- **What you have to do**
Gather all lines with "사회노동당" from the records.

[Excerpts from an interface dataset]
###

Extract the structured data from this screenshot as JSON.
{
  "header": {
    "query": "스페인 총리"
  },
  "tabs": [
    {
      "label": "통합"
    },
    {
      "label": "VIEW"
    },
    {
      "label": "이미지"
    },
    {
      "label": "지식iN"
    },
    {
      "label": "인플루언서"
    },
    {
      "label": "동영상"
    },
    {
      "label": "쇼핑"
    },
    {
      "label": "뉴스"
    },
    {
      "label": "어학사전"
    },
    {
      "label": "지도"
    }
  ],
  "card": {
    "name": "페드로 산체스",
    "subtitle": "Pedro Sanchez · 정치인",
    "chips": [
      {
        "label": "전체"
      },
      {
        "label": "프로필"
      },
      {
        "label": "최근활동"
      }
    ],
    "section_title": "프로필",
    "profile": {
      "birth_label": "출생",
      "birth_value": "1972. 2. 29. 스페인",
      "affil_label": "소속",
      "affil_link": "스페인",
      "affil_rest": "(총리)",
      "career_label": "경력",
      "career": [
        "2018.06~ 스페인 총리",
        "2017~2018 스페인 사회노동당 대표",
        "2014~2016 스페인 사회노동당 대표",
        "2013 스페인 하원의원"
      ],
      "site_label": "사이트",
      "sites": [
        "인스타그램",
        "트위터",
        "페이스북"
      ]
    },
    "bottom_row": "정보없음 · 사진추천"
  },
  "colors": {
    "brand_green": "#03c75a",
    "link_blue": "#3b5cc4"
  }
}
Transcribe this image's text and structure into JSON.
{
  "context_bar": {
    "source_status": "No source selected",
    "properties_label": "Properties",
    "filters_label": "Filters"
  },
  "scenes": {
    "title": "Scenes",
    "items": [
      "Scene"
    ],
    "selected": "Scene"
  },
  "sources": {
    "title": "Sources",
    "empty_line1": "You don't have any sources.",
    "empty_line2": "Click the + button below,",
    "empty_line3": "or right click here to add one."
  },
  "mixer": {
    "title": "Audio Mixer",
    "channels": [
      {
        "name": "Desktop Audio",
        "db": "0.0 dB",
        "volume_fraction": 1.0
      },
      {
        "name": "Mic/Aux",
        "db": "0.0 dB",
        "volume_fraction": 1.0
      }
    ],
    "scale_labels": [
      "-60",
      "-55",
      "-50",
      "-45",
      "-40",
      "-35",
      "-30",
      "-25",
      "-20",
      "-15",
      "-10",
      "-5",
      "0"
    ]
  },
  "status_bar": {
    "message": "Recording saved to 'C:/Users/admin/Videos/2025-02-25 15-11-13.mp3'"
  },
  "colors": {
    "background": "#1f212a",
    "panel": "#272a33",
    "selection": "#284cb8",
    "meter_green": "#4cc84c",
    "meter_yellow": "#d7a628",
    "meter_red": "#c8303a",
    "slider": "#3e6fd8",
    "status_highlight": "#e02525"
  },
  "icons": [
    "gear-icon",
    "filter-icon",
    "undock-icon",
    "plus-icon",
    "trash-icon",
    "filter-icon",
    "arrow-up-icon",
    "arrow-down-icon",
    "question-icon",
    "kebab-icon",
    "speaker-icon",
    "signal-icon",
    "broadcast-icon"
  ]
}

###

- **Exercise response**
        "2017~2018 스페인 사회노동당 대표",
        "2014~2016 스페인 사회노동당 대표",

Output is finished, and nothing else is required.